LISTED RECORDS =>
□ □ □ □
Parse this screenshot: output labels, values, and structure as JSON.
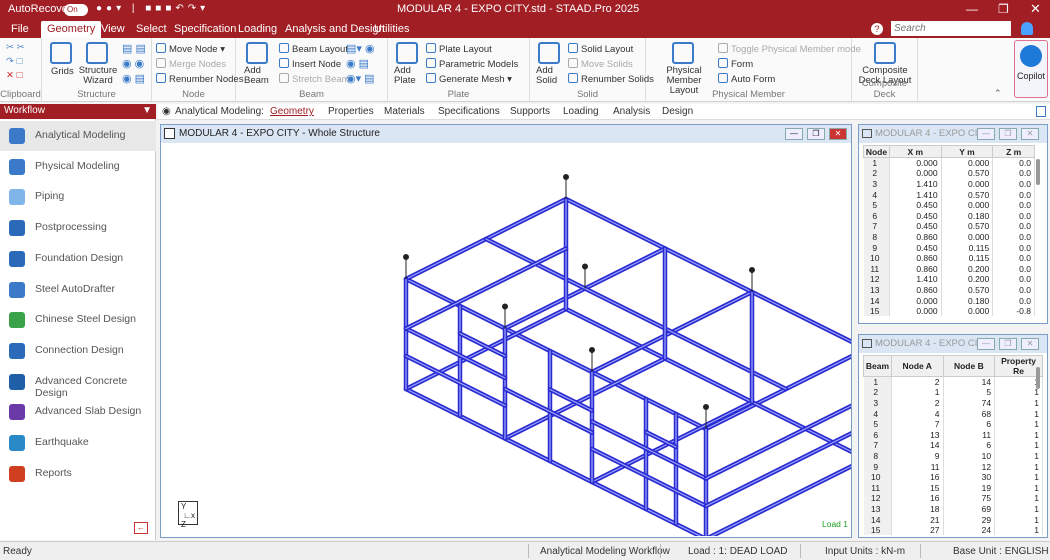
{
  "titlebar": {
    "autorecovery_label": "AutoRecovery",
    "toggle_state": "On",
    "title": "MODULAR 4 - EXPO CITY.std - STAAD.Pro 2025"
  },
  "menubar": {
    "tabs": [
      "File",
      "Geometry",
      "View",
      "Select",
      "Specification",
      "Loading",
      "Analysis and Design",
      "Utilities"
    ],
    "active": "Geometry",
    "search_placeholder": "Search"
  },
  "ribbon": {
    "clipboard_label": "Clipboard",
    "structure": {
      "grids": "Grids",
      "wizard": "Structure Wizard",
      "label": "Structure"
    },
    "node": {
      "move": "Move Node",
      "merge": "Merge Nodes",
      "renumber": "Renumber Nodes",
      "label": "Node"
    },
    "beam": {
      "add": "Add Beam",
      "layout": "Beam Layout",
      "insert": "Insert Node",
      "stretch": "Stretch Beam",
      "label": "Beam"
    },
    "plate": {
      "add": "Add Plate",
      "layout": "Plate Layout",
      "parametric": "Parametric Models",
      "mesh": "Generate Mesh",
      "label": "Plate"
    },
    "solid": {
      "add": "Add Solid",
      "layout": "Solid Layout",
      "move": "Move Solids",
      "renumber": "Renumber Solids",
      "label": "Solid"
    },
    "physical": {
      "layout": "Physical Member Layout",
      "toggle": "Toggle Physical Member mode",
      "form": "Form",
      "autoform": "Auto Form",
      "label": "Physical Member"
    },
    "composite": {
      "layout": "Composite Deck Layout",
      "label": "Composite Deck"
    },
    "copilot": "Copilot"
  },
  "subbar": {
    "prefix": "Analytical Modeling:",
    "items": [
      "Geometry",
      "Properties",
      "Materials",
      "Specifications",
      "Supports",
      "Loading",
      "Analysis",
      "Design"
    ],
    "active": "Geometry"
  },
  "workflow": {
    "title": "Workflow",
    "items": [
      {
        "label": "Analytical Modeling",
        "icon": "analytical-icon",
        "color": "#3a7ac8"
      },
      {
        "label": "Physical Modeling",
        "icon": "physical-icon",
        "color": "#3a7ac8"
      },
      {
        "label": "Piping",
        "icon": "piping-icon",
        "color": "#7fb5e8"
      },
      {
        "label": "Postprocessing",
        "icon": "postprocessing-icon",
        "color": "#2a6ab8"
      },
      {
        "label": "Foundation Design",
        "icon": "foundation-icon",
        "color": "#2a6ab8"
      },
      {
        "label": "Steel AutoDrafter",
        "icon": "drafter-icon",
        "color": "#3a7ac8"
      },
      {
        "label": "Chinese Steel Design",
        "icon": "chinese-steel-icon",
        "color": "#3aa34a"
      },
      {
        "label": "Connection Design",
        "icon": "connection-icon",
        "color": "#2a6ab8"
      },
      {
        "label": "Advanced Concrete Design",
        "icon": "concrete-icon",
        "color": "#1e5fa8"
      },
      {
        "label": "Advanced Slab Design",
        "icon": "slab-icon",
        "color": "#6a3aa8"
      },
      {
        "label": "Earthquake",
        "icon": "earthquake-icon",
        "color": "#2a8ac8"
      },
      {
        "label": "Reports",
        "icon": "reports-icon",
        "color": "#d04020"
      }
    ]
  },
  "viewport": {
    "title": "MODULAR 4 - EXPO CITY - Whole Structure",
    "load_label": "Load 1"
  },
  "node_table": {
    "title": "MODULAR 4 - EXPO CITY...",
    "headers": [
      "Node",
      "X m",
      "Y m",
      "Z m"
    ],
    "rows": [
      [
        "1",
        "0.000",
        "0.000",
        "0.0"
      ],
      [
        "2",
        "0.000",
        "0.570",
        "0.0"
      ],
      [
        "3",
        "1.410",
        "0.000",
        "0.0"
      ],
      [
        "4",
        "1.410",
        "0.570",
        "0.0"
      ],
      [
        "5",
        "0.450",
        "0.000",
        "0.0"
      ],
      [
        "6",
        "0.450",
        "0.180",
        "0.0"
      ],
      [
        "7",
        "0.450",
        "0.570",
        "0.0"
      ],
      [
        "8",
        "0.860",
        "0.000",
        "0.0"
      ],
      [
        "9",
        "0.450",
        "0.115",
        "0.0"
      ],
      [
        "10",
        "0.860",
        "0.115",
        "0.0"
      ],
      [
        "11",
        "0.860",
        "0.200",
        "0.0"
      ],
      [
        "12",
        "1.410",
        "0.200",
        "0.0"
      ],
      [
        "13",
        "0.860",
        "0.570",
        "0.0"
      ],
      [
        "14",
        "0.000",
        "0.180",
        "0.0"
      ],
      [
        "15",
        "0.000",
        "0.000",
        "-0.8"
      ]
    ]
  },
  "beam_table": {
    "title": "MODULAR 4 - EXPO CITY...",
    "headers": [
      "Beam",
      "Node A",
      "Node B",
      "Property Re"
    ],
    "rows": [
      [
        "1",
        "2",
        "14",
        "1"
      ],
      [
        "2",
        "1",
        "5",
        "1"
      ],
      [
        "3",
        "2",
        "74",
        "1"
      ],
      [
        "4",
        "4",
        "68",
        "1"
      ],
      [
        "5",
        "7",
        "6",
        "1"
      ],
      [
        "6",
        "13",
        "11",
        "1"
      ],
      [
        "7",
        "14",
        "6",
        "1"
      ],
      [
        "8",
        "9",
        "10",
        "1"
      ],
      [
        "9",
        "11",
        "12",
        "1"
      ],
      [
        "10",
        "16",
        "30",
        "1"
      ],
      [
        "11",
        "15",
        "19",
        "1"
      ],
      [
        "12",
        "16",
        "75",
        "1"
      ],
      [
        "13",
        "18",
        "69",
        "1"
      ],
      [
        "14",
        "21",
        "29",
        "1"
      ],
      [
        "15",
        "27",
        "24",
        "1"
      ]
    ]
  },
  "statusbar": {
    "ready": "Ready",
    "workflow": "Analytical Modeling Workflow",
    "load": "Load : 1: DEAD LOAD",
    "units": "Input Units : kN-m",
    "base": "Base Unit : ENGLISH"
  },
  "colors": {
    "brand": "#a01e24",
    "structure": "#2a2ad0"
  }
}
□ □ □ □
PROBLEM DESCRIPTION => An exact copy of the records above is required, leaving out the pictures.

ANSWER AREA =>
Parse this screenshot: output labels, values, and structure as JSON.
{
  "titlebar": {
    "autorecovery_label": "AutoRecovery",
    "toggle_state": "On",
    "title": "MODULAR 4 - EXPO CITY.std - STAAD.Pro 2025"
  },
  "menubar": {
    "tabs": [
      "File",
      "Geometry",
      "View",
      "Select",
      "Specification",
      "Loading",
      "Analysis and Design",
      "Utilities"
    ],
    "active": "Geometry",
    "search_placeholder": "Search"
  },
  "ribbon": {
    "clipboard_label": "Clipboard",
    "structure": {
      "grids": "Grids",
      "wizard": "Structure Wizard",
      "label": "Structure"
    },
    "node": {
      "move": "Move Node",
      "merge": "Merge Nodes",
      "renumber": "Renumber Nodes",
      "label": "Node"
    },
    "beam": {
      "add": "Add Beam",
      "layout": "Beam Layout",
      "insert": "Insert Node",
      "stretch": "Stretch Beam",
      "label": "Beam"
    },
    "plate": {
      "add": "Add Plate",
      "layout": "Plate Layout",
      "parametric": "Parametric Models",
      "mesh": "Generate Mesh",
      "label": "Plate"
    },
    "solid": {
      "add": "Add Solid",
      "layout": "Solid Layout",
      "move": "Move Solids",
      "renumber": "Renumber Solids",
      "label": "Solid"
    },
    "physical": {
      "layout": "Physical Member Layout",
      "toggle": "Toggle Physical Member mode",
      "form": "Form",
      "autoform": "Auto Form",
      "label": "Physical Member"
    },
    "composite": {
      "layout": "Composite Deck Layout",
      "label": "Composite Deck"
    },
    "copilot": "Copilot"
  },
  "subbar": {
    "prefix": "Analytical Modeling:",
    "items": [
      "Geometry",
      "Properties",
      "Materials",
      "Specifications",
      "Supports",
      "Loading",
      "Analysis",
      "Design"
    ],
    "active": "Geometry"
  },
  "workflow": {
    "title": "Workflow",
    "items": [
      {
        "label": "Analytical Modeling",
        "icon": "analytical-icon",
        "color": "#3a7ac8"
      },
      {
        "label": "Physical Modeling",
        "icon": "physical-icon",
        "color": "#3a7ac8"
      },
      {
        "label": "Piping",
        "icon": "piping-icon",
        "color": "#7fb5e8"
      },
      {
        "label": "Postprocessing",
        "icon": "postprocessing-icon",
        "color": "#2a6ab8"
      },
      {
        "label": "Foundation Design",
        "icon": "foundation-icon",
        "color": "#2a6ab8"
      },
      {
        "label": "Steel AutoDrafter",
        "icon": "drafter-icon",
        "color": "#3a7ac8"
      },
      {
        "label": "Chinese Steel Design",
        "icon": "chinese-steel-icon",
        "color": "#3aa34a"
      },
      {
        "label": "Connection Design",
        "icon": "connection-icon",
        "color": "#2a6ab8"
      },
      {
        "label": "Advanced Concrete Design",
        "icon": "concrete-icon",
        "color": "#1e5fa8"
      },
      {
        "label": "Advanced Slab Design",
        "icon": "slab-icon",
        "color": "#6a3aa8"
      },
      {
        "label": "Earthquake",
        "icon": "earthquake-icon",
        "color": "#2a8ac8"
      },
      {
        "label": "Reports",
        "icon": "reports-icon",
        "color": "#d04020"
      }
    ]
  },
  "viewport": {
    "title": "MODULAR 4 - EXPO CITY - Whole Structure",
    "load_label": "Load 1"
  },
  "node_table": {
    "title": "MODULAR 4 - EXPO CITY...",
    "headers": [
      "Node",
      "X m",
      "Y m",
      "Z m"
    ],
    "rows": [
      [
        "1",
        "0.000",
        "0.000",
        "0.0"
      ],
      [
        "2",
        "0.000",
        "0.570",
        "0.0"
      ],
      [
        "3",
        "1.410",
        "0.000",
        "0.0"
      ],
      [
        "4",
        "1.410",
        "0.570",
        "0.0"
      ],
      [
        "5",
        "0.450",
        "0.000",
        "0.0"
      ],
      [
        "6",
        "0.450",
        "0.180",
        "0.0"
      ],
      [
        "7",
        "0.450",
        "0.570",
        "0.0"
      ],
      [
        "8",
        "0.860",
        "0.000",
        "0.0"
      ],
      [
        "9",
        "0.450",
        "0.115",
        "0.0"
      ],
      [
        "10",
        "0.860",
        "0.115",
        "0.0"
      ],
      [
        "11",
        "0.860",
        "0.200",
        "0.0"
      ],
      [
        "12",
        "1.410",
        "0.200",
        "0.0"
      ],
      [
        "13",
        "0.860",
        "0.570",
        "0.0"
      ],
      [
        "14",
        "0.000",
        "0.180",
        "0.0"
      ],
      [
        "15",
        "0.000",
        "0.000",
        "-0.8"
      ]
    ]
  },
  "beam_table": {
    "title": "MODULAR 4 - EXPO CITY...",
    "headers": [
      "Beam",
      "Node A",
      "Node B",
      "Property Re"
    ],
    "rows": [
      [
        "1",
        "2",
        "14",
        "1"
      ],
      [
        "2",
        "1",
        "5",
        "1"
      ],
      [
        "3",
        "2",
        "74",
        "1"
      ],
      [
        "4",
        "4",
        "68",
        "1"
      ],
      [
        "5",
        "7",
        "6",
        "1"
      ],
      [
        "6",
        "13",
        "11",
        "1"
      ],
      [
        "7",
        "14",
        "6",
        "1"
      ],
      [
        "8",
        "9",
        "10",
        "1"
      ],
      [
        "9",
        "11",
        "12",
        "1"
      ],
      [
        "10",
        "16",
        "30",
        "1"
      ],
      [
        "11",
        "15",
        "19",
        "1"
      ],
      [
        "12",
        "16",
        "75",
        "1"
      ],
      [
        "13",
        "18",
        "69",
        "1"
      ],
      [
        "14",
        "21",
        "29",
        "1"
      ],
      [
        "15",
        "27",
        "24",
        "1"
      ]
    ]
  },
  "statusbar": {
    "ready": "Ready",
    "workflow": "Analytical Modeling Workflow",
    "load": "Load : 1: DEAD LOAD",
    "units": "Input Units : kN-m",
    "base": "Base Unit : ENGLISH"
  },
  "colors": {
    "brand": "#a01e24",
    "structure": "#2a2ad0"
  }
}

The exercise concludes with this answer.